While Johnson captures the mental and psychological journeys of the characters throughout the novel with some amount of expertise, especially considering this was her first novel, written at the age of 24, she also brings out some beautiful prose in her writing. There is a melancholy, almost dreamlike feeling throughout the novel as Marget recalls and remembers all the events of the past years, culminating in the most recent year of drought. But the writing never feels ethereal. Instead of feeling any sort of insubstantiality that might come with prose pointing toward memory, Johnson writes with a lyric beauty that works to anchor the reader, helping them see and think and experience the things Marget has in a way that grounds them within the story. It works not only to establish a reality within the novel, but the pull the reader through the turmoil and experience with Marget, shifting the reader’s perspective until it approaches Marget’s.
In August the smell of grapes poured up like a warm flood through the windows. But they ripened unevenly, with hard green balls all through the purple. The apples fell too soon, crackling in the dry grass,–gold summer apples mushed and brown, and the sour red winesaps with white flesh. The creek stopped running altogether, and the woods were full of dead things–leaf-dust and thorny vines brittle to the touch. It was chill and quiet sometimes in the early mornings, but the head returned, the sun blasting fierce as ever, and the red plums fell like rain in the cindered grass. In places the grasshoppers left nothing but the white bones of weeds, stripped even of pale skin, and the corn-stalks looked like yellow skeletons.
Why you should read it:

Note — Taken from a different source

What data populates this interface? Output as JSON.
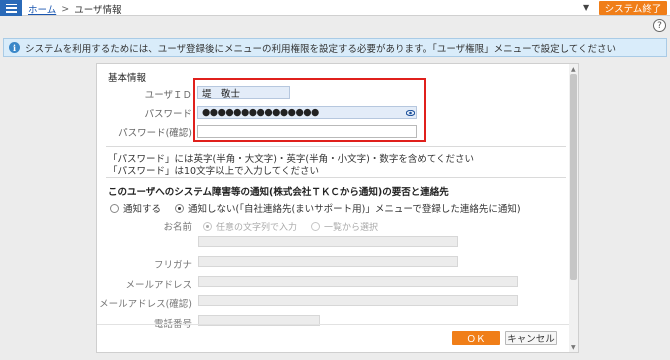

It’s a depressing book. If you’re looking for a book to cheer you up, you shouldn’t pick this one. But it captures the full gamut of emotions and despairs that occur as events spiral further and further out of your control and explores the human reaction to that in a hauntingly beautiful way. The prose is well-written, and the characters are thoroughly fleshed out and explored. It is a moving look at the way people respond to adversity.
Currently reading: Honey in the Horn by H. L. Davis